Despite the city’s attempt to criminalize bathhouses as a proxy for vilifying gay men (following past raids, police brutality, and moral campaigns designed to fetter queer people), this resistance by gay (and lesbian) Torontonians in 1981 would serve as solid footing for a newly claimed enclave and signal a symbiosis between private enterprise and a new bulwark of geographic homonormativity. After 1981, a supporting economy emerged as the gay and lesbian community converged spatially and galvanized itself politically against further moralizing incursions, transforming years of coerced containment into the start of claiming territories from a once-ubiquitous realm of geographic heteronormativity. In 1984, one such territory would be a strip of innocuous stairs leading to a brand new coffee café.
A complete index of references for the “Meet me at The Steps” series is included with part six.
 Park lots are tracts of land within the city of Toronto’s concessions. The original park lots, granted to York’s founders, were roughly 2km latitudinally by 200m longitudinally. These shaped Toronto’s morphology and arterials. See Spelt (1984) and J.M.S. Careless (1984).
 See generally Namaste (1996).
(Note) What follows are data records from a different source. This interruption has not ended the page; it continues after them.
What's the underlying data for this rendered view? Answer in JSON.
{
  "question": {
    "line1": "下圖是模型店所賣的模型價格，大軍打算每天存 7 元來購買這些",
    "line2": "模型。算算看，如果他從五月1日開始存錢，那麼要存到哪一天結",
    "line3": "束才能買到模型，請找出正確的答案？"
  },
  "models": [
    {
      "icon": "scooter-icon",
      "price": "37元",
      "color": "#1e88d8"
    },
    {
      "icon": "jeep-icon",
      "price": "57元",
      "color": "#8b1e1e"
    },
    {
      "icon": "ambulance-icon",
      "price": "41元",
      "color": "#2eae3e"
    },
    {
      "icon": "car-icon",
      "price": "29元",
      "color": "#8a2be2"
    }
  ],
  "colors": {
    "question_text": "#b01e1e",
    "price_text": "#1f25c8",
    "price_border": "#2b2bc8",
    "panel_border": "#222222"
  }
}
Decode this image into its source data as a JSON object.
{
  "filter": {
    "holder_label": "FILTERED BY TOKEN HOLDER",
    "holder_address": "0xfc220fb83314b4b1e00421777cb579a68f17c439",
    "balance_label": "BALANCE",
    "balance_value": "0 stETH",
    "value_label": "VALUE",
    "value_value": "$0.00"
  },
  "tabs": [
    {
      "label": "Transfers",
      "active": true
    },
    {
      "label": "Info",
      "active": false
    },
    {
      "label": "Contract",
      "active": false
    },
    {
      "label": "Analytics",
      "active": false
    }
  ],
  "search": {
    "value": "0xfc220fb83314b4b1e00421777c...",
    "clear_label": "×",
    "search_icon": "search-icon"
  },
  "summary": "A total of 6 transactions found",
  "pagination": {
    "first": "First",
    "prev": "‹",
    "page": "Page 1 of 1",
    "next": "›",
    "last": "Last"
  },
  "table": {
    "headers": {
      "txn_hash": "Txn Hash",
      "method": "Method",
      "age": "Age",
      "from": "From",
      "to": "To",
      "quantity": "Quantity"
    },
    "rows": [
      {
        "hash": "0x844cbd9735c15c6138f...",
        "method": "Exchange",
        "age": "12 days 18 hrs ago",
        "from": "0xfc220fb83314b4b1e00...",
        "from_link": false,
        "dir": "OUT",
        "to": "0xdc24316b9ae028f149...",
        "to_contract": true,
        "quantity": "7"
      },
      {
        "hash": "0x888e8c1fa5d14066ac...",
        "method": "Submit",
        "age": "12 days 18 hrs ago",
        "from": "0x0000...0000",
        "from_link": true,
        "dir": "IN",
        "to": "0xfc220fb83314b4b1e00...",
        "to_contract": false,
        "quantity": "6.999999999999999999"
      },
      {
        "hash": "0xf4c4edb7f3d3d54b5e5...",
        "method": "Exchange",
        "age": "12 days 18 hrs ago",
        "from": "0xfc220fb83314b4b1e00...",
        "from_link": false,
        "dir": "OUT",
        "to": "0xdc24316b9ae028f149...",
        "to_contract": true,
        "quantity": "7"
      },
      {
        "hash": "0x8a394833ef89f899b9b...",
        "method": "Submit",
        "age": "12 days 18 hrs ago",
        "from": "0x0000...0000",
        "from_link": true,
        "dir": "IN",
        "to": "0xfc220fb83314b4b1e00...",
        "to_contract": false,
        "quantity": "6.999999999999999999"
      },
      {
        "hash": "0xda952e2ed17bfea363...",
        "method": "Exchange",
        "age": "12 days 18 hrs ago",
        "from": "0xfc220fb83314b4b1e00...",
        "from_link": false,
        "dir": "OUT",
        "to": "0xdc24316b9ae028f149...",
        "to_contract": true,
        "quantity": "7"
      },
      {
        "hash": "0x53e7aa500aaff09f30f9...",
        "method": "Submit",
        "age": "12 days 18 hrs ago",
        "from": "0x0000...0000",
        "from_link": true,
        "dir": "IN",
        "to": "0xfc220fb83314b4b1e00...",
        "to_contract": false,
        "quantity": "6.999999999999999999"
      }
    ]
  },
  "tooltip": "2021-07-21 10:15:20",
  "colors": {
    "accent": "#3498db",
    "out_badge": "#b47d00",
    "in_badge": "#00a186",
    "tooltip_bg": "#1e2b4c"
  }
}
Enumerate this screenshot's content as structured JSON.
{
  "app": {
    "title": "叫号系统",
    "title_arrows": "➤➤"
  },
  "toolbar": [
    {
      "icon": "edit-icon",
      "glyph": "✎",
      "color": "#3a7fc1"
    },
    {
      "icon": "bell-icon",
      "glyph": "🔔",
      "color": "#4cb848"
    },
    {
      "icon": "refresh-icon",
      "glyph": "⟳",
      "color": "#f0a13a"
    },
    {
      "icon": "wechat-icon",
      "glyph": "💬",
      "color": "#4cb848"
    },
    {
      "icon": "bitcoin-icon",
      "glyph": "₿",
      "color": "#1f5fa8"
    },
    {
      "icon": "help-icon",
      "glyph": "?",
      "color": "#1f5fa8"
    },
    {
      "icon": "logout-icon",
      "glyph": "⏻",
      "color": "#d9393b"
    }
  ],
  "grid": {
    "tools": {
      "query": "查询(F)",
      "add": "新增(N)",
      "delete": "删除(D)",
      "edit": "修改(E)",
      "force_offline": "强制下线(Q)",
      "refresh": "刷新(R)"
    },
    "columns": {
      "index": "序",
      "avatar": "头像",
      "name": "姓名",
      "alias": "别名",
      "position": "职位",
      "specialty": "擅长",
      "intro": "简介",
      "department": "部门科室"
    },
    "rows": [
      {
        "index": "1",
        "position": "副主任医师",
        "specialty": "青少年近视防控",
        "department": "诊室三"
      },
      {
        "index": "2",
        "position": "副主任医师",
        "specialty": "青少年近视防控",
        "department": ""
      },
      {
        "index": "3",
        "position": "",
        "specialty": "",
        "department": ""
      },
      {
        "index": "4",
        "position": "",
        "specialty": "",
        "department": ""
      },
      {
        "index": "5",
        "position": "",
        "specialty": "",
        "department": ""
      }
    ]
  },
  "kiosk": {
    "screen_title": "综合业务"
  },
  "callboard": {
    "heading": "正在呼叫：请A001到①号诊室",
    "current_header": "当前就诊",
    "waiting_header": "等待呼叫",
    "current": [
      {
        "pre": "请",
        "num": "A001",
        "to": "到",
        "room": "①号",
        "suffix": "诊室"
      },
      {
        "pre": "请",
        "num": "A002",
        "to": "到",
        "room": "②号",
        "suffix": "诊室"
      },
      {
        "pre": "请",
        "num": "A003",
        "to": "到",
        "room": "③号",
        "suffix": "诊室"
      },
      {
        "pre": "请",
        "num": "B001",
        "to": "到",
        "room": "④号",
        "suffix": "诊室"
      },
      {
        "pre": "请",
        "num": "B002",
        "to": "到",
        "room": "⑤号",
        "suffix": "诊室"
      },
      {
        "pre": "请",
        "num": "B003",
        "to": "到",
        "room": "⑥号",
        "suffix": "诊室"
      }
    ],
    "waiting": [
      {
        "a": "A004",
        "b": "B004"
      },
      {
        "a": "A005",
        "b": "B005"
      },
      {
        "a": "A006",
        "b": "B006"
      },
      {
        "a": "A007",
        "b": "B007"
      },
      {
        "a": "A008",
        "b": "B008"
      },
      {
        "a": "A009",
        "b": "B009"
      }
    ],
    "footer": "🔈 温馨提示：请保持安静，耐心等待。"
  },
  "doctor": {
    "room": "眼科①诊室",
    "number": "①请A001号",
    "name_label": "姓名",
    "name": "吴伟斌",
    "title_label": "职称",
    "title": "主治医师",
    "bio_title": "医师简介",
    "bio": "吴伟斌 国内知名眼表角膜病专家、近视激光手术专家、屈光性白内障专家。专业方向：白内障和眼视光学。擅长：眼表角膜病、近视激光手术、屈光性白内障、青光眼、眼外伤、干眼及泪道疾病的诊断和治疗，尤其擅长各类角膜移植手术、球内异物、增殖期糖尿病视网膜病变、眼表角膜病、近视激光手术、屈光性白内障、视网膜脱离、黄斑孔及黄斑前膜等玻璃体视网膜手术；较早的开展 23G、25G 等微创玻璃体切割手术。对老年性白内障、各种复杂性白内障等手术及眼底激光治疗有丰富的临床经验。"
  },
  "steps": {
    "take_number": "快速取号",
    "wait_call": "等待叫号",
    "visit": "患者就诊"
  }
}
 Serialization editing note (2016): after this paper was drafted in 2011, the American Psychiatric Association moved in August 2012 to partially de-pathologize and de-institutionalize trans people from a diagnosis of mental illness on the basis of being trans. The fifth and current edition of the Diagnostic and Statistical Manual of Mental Disorders, the DSM-V, paralleled this move with hesitance, ultimately relegating the temporary “dysphoria” of an individual coming to terms with their relationship with gender as a transient diagnosis, whilst removing all institutional diagnoses previously related to being trans, irrespective of one’s age. (This “dysphoria”, or state of unease or discomfort with a trans person not transitioning, whilst no longer classified as a “disorder”, remains a partial pathologization affecting all trans people with an optics of “mental illness”.) Hesitance for a total de-pathologization from the DSM-V may be linked to the working group of psychiatrists and sexologists chaired by Kenneth J. Zucker, a former co-principal of Toronto’s Gender Identity Clinic at the Centre for Addiction and Mental Health. Zucker was departed from the Gender Identity Clinic in 2015.
 Jamie Lee Hamilton, a Vancouver trans woman and sex worker, remarks how during the early years of Vancouver’s gay history (sharing analogous narratives to gay histories throughout North America during the 20th century), trans women frequently “worked doing female impersonation in gay bars.” She adds: “Working in these shows provided gender affirmation for many of us who were transitioning. The bars were safe places where we could… earn our livelihood. Entertainers often turned tricks to pay the bills” (Irving 2009, 34). This account also acknowledges a history of vocational constraints placed prescriptively on women who are trans.
This unpublished manuscript was drafted August 2011, revised for review in June 2012, and edited for serializing in 2016. It is peer-reviewed by two scholars; two other reviewers rejected the topic posthaste. Composed originally for Will Straw’s Media and Urban Life (COMS675) graduate seminar, fall 2010, at McGill University.